**Work request:** Every line of the data below is to be duplicated exactly, pictures excepted.

**Dataset records:**
========================
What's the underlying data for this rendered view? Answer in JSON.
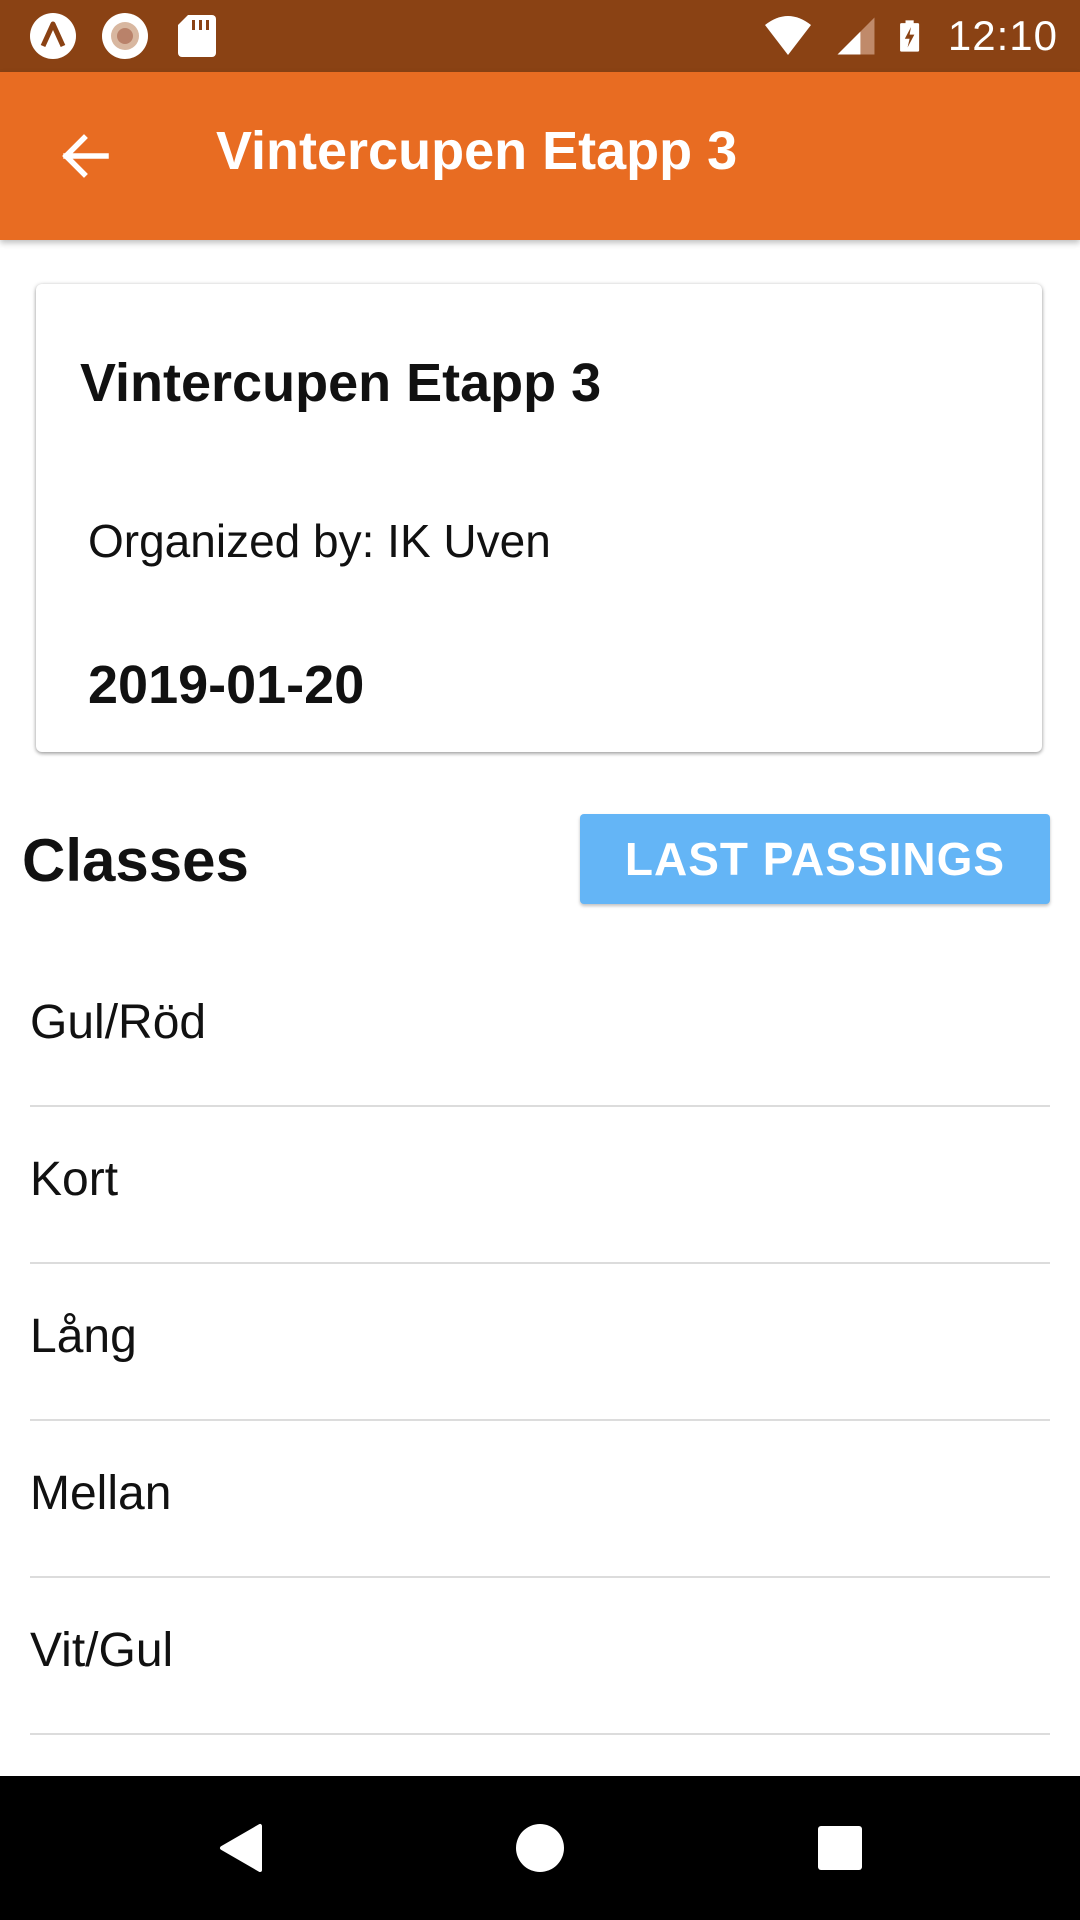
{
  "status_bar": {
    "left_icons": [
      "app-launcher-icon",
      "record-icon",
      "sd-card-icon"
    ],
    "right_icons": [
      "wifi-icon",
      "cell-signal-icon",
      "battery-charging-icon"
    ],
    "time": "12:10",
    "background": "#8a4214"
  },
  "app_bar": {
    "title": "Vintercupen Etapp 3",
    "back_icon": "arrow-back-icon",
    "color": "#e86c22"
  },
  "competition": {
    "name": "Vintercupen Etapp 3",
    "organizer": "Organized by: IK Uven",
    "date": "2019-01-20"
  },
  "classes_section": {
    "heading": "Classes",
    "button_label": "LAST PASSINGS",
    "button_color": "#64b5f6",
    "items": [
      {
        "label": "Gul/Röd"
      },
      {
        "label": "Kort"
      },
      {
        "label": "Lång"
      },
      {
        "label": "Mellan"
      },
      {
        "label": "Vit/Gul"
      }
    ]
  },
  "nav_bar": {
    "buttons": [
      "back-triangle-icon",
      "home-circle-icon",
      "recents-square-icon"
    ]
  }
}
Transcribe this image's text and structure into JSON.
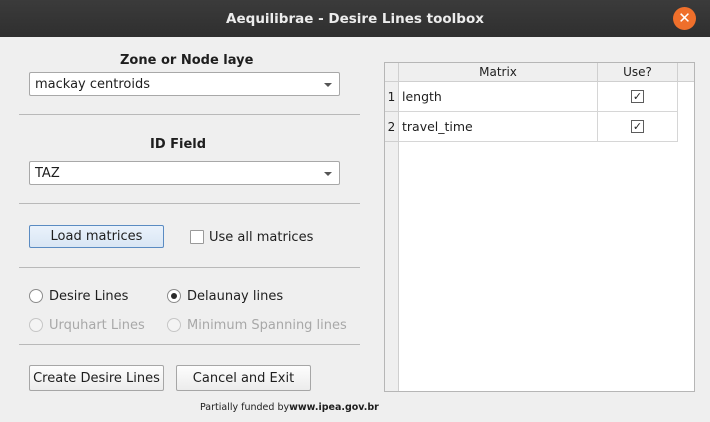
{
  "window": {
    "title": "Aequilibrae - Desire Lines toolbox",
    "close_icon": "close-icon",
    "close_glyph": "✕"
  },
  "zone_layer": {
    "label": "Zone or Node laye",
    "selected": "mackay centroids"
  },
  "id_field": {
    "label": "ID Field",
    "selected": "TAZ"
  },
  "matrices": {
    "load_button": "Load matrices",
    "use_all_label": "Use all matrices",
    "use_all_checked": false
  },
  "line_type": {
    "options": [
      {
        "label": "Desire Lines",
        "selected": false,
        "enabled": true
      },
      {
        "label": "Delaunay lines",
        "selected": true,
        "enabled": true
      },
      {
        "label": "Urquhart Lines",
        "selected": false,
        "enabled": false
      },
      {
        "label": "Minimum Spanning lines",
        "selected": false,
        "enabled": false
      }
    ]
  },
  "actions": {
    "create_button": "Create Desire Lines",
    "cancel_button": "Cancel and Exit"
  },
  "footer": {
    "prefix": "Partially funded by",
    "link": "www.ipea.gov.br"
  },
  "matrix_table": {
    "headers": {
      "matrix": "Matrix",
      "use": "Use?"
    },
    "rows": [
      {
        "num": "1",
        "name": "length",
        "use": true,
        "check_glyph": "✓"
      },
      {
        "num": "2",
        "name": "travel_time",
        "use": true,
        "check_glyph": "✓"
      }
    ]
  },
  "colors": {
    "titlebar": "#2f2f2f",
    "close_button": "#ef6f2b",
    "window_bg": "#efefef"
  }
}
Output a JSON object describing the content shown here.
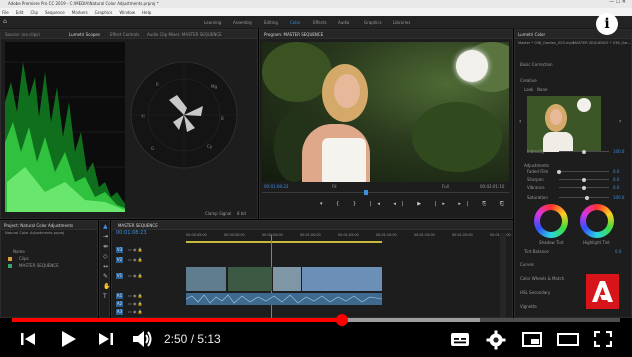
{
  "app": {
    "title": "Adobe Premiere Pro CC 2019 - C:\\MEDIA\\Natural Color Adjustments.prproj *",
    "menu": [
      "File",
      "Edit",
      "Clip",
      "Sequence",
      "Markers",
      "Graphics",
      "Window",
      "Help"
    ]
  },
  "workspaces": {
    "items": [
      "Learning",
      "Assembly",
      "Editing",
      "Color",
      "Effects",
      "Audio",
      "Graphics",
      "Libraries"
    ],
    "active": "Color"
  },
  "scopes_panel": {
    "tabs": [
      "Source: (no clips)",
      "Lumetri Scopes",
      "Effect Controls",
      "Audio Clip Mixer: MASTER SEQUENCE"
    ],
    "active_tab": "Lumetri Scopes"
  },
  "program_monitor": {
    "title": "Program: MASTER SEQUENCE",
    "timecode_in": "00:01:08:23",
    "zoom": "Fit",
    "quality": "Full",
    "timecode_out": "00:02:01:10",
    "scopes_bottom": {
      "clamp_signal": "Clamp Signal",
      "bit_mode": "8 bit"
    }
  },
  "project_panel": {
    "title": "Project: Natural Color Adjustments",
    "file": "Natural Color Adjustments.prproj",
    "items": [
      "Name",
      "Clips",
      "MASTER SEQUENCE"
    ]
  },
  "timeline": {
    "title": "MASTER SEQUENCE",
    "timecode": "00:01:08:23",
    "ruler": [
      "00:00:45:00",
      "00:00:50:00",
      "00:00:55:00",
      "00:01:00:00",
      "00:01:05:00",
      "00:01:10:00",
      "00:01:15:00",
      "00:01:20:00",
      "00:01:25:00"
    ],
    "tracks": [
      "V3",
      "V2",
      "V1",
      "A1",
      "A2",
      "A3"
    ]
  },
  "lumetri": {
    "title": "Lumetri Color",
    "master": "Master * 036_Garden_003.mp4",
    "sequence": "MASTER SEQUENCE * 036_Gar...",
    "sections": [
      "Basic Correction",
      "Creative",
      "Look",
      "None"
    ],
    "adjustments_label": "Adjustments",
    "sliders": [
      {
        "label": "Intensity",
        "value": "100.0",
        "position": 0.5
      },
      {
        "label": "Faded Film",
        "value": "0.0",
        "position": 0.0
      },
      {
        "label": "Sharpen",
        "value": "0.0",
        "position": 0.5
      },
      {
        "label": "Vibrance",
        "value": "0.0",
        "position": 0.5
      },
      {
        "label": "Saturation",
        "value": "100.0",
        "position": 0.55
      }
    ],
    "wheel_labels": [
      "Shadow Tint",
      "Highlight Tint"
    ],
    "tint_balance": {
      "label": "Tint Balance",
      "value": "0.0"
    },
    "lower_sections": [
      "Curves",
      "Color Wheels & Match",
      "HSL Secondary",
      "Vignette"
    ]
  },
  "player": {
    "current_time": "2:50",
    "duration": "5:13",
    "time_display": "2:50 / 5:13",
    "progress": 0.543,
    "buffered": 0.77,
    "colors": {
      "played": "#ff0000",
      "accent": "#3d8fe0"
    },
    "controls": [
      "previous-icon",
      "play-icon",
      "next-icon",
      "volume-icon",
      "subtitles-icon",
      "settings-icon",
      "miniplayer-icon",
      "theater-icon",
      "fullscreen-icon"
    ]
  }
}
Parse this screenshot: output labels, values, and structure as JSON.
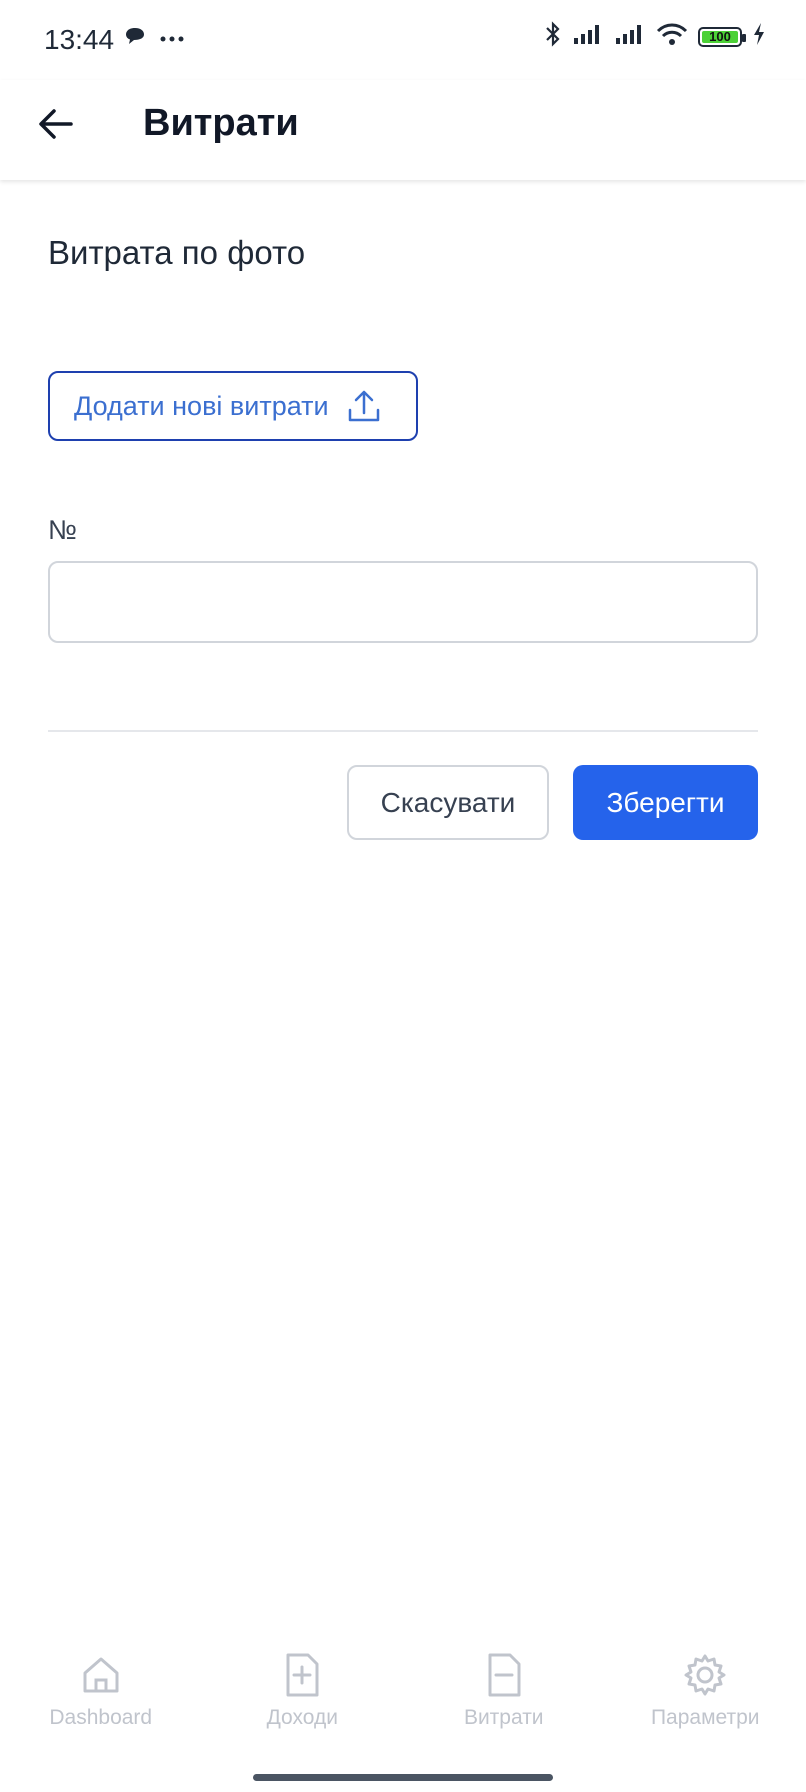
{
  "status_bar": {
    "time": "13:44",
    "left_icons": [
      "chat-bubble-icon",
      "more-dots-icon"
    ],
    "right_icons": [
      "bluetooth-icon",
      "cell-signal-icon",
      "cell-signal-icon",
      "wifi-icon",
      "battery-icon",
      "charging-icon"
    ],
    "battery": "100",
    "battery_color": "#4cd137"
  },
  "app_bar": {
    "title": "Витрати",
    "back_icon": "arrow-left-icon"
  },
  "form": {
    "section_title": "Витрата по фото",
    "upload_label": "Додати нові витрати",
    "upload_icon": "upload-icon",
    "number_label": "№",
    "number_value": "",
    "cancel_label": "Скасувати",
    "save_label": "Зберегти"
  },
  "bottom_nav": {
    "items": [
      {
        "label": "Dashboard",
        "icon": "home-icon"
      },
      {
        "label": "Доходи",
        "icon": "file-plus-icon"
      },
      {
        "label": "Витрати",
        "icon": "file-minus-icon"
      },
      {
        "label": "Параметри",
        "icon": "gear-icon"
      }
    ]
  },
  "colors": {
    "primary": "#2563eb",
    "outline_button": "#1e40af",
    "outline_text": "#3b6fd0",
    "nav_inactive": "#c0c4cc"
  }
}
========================
**Response area:**
What's the underlying data for this rendered view? Answer in JSON.
{
  "status_bar": {
    "left_icons": [
      "app-launcher-icon",
      "record-icon",
      "sd-card-icon"
    ],
    "right_icons": [
      "wifi-icon",
      "cell-signal-icon",
      "battery-charging-icon"
    ],
    "time": "12:10",
    "background": "#8a4214"
  },
  "app_bar": {
    "title": "Vintercupen Etapp 3",
    "back_icon": "arrow-back-icon",
    "color": "#e86c22"
  },
  "competition": {
    "name": "Vintercupen Etapp 3",
    "organizer": "Organized by: IK Uven",
    "date": "2019-01-20"
  },
  "classes_section": {
    "heading": "Classes",
    "button_label": "LAST PASSINGS",
    "button_color": "#64b5f6",
    "items": [
      {
        "label": "Gul/Röd"
      },
      {
        "label": "Kort"
      },
      {
        "label": "Lång"
      },
      {
        "label": "Mellan"
      },
      {
        "label": "Vit/Gul"
      }
    ]
  },
  "nav_bar": {
    "buttons": [
      "back-triangle-icon",
      "home-circle-icon",
      "recents-square-icon"
    ]
  }
}
Transcribe this image's text and structure into JSON.
{
  "window": {
    "title": "Aequilibrae - Desire Lines toolbox",
    "close_icon": "close-icon",
    "close_glyph": "✕"
  },
  "zone_layer": {
    "label": "Zone or Node laye",
    "selected": "mackay centroids"
  },
  "id_field": {
    "label": "ID Field",
    "selected": "TAZ"
  },
  "matrices": {
    "load_button": "Load matrices",
    "use_all_label": "Use all matrices",
    "use_all_checked": false
  },
  "line_type": {
    "options": [
      {
        "label": "Desire Lines",
        "selected": false,
        "enabled": true
      },
      {
        "label": "Delaunay lines",
        "selected": true,
        "enabled": true
      },
      {
        "label": "Urquhart Lines",
        "selected": false,
        "enabled": false
      },
      {
        "label": "Minimum Spanning lines",
        "selected": false,
        "enabled": false
      }
    ]
  },
  "actions": {
    "create_button": "Create Desire Lines",
    "cancel_button": "Cancel and Exit"
  },
  "footer": {
    "prefix": "Partially funded by",
    "link": "www.ipea.gov.br"
  },
  "matrix_table": {
    "headers": {
      "matrix": "Matrix",
      "use": "Use?"
    },
    "rows": [
      {
        "num": "1",
        "name": "length",
        "use": true,
        "check_glyph": "✓"
      },
      {
        "num": "2",
        "name": "travel_time",
        "use": true,
        "check_glyph": "✓"
      }
    ]
  },
  "colors": {
    "titlebar": "#2f2f2f",
    "close_button": "#ef6f2b",
    "window_bg": "#efefef"
  }
}
Output a JSON object describing the content shown here.
{
  "app": {
    "title": "Adobe Premiere Pro CC 2019 - C:\\MEDIA\\Natural Color Adjustments.prproj *",
    "menu": [
      "File",
      "Edit",
      "Clip",
      "Sequence",
      "Markers",
      "Graphics",
      "Window",
      "Help"
    ]
  },
  "workspaces": {
    "items": [
      "Learning",
      "Assembly",
      "Editing",
      "Color",
      "Effects",
      "Audio",
      "Graphics",
      "Libraries"
    ],
    "active": "Color"
  },
  "scopes_panel": {
    "tabs": [
      "Source: (no clips)",
      "Lumetri Scopes",
      "Effect Controls",
      "Audio Clip Mixer: MASTER SEQUENCE"
    ],
    "active_tab": "Lumetri Scopes"
  },
  "program_monitor": {
    "title": "Program: MASTER SEQUENCE",
    "timecode_in": "00:01:08:23",
    "zoom": "Fit",
    "quality": "Full",
    "timecode_out": "00:02:01:10",
    "scopes_bottom": {
      "clamp_signal": "Clamp Signal",
      "bit_mode": "8 bit"
    }
  },
  "project_panel": {
    "title": "Project: Natural Color Adjustments",
    "file": "Natural Color Adjustments.prproj",
    "items": [
      "Name",
      "Clips",
      "MASTER SEQUENCE"
    ]
  },
  "timeline": {
    "title": "MASTER SEQUENCE",
    "timecode": "00:01:08:23",
    "ruler": [
      "00:00:45:00",
      "00:00:50:00",
      "00:00:55:00",
      "00:01:00:00",
      "00:01:05:00",
      "00:01:10:00",
      "00:01:15:00",
      "00:01:20:00",
      "00:01:25:00"
    ],
    "tracks": [
      "V3",
      "V2",
      "V1",
      "A1",
      "A2",
      "A3"
    ]
  },
  "lumetri": {
    "title": "Lumetri Color",
    "master": "Master * 036_Garden_003.mp4",
    "sequence": "MASTER SEQUENCE * 036_Gar...",
    "sections": [
      "Basic Correction",
      "Creative",
      "Look",
      "None"
    ],
    "adjustments_label": "Adjustments",
    "sliders": [
      {
        "label": "Intensity",
        "value": "100.0",
        "position": 0.5
      },
      {
        "label": "Faded Film",
        "value": "0.0",
        "position": 0.0
      },
      {
        "label": "Sharpen",
        "value": "0.0",
        "position": 0.5
      },
      {
        "label": "Vibrance",
        "value": "0.0",
        "position": 0.5
      },
      {
        "label": "Saturation",
        "value": "100.0",
        "position": 0.55
      }
    ],
    "wheel_labels": [
      "Shadow Tint",
      "Highlight Tint"
    ],
    "tint_balance": {
      "label": "Tint Balance",
      "value": "0.0"
    },
    "lower_sections": [
      "Curves",
      "Color Wheels & Match",
      "HSL Secondary",
      "Vignette"
    ]
  },
  "player": {
    "current_time": "2:50",
    "duration": "5:13",
    "time_display": "2:50 / 5:13",
    "progress": 0.543,
    "buffered": 0.77,
    "colors": {
      "played": "#ff0000",
      "accent": "#3d8fe0"
    },
    "controls": [
      "previous-icon",
      "play-icon",
      "next-icon",
      "volume-icon",
      "subtitles-icon",
      "settings-icon",
      "miniplayer-icon",
      "theater-icon",
      "fullscreen-icon"
    ]
  }
}
Parse this screenshot: output labels, values, and structure as JSON.
{
  "status_bar": {
    "time": "13:44",
    "left_icons": [
      "chat-bubble-icon",
      "more-dots-icon"
    ],
    "right_icons": [
      "bluetooth-icon",
      "cell-signal-icon",
      "cell-signal-icon",
      "wifi-icon",
      "battery-icon",
      "charging-icon"
    ],
    "battery": "100",
    "battery_color": "#4cd137"
  },
  "app_bar": {
    "title": "Витрати",
    "back_icon": "arrow-left-icon"
  },
  "form": {
    "section_title": "Витрата по фото",
    "upload_label": "Додати нові витрати",
    "upload_icon": "upload-icon",
    "number_label": "№",
    "number_value": "",
    "cancel_label": "Скасувати",
    "save_label": "Зберегти"
  },
  "bottom_nav": {
    "items": [
      {
        "label": "Dashboard",
        "icon": "home-icon"
      },
      {
        "label": "Доходи",
        "icon": "file-plus-icon"
      },
      {
        "label": "Витрати",
        "icon": "file-minus-icon"
      },
      {
        "label": "Параметри",
        "icon": "gear-icon"
      }
    ]
  },
  "colors": {
    "primary": "#2563eb",
    "outline_button": "#1e40af",
    "outline_text": "#3b6fd0",
    "nav_inactive": "#c0c4cc"
  }
}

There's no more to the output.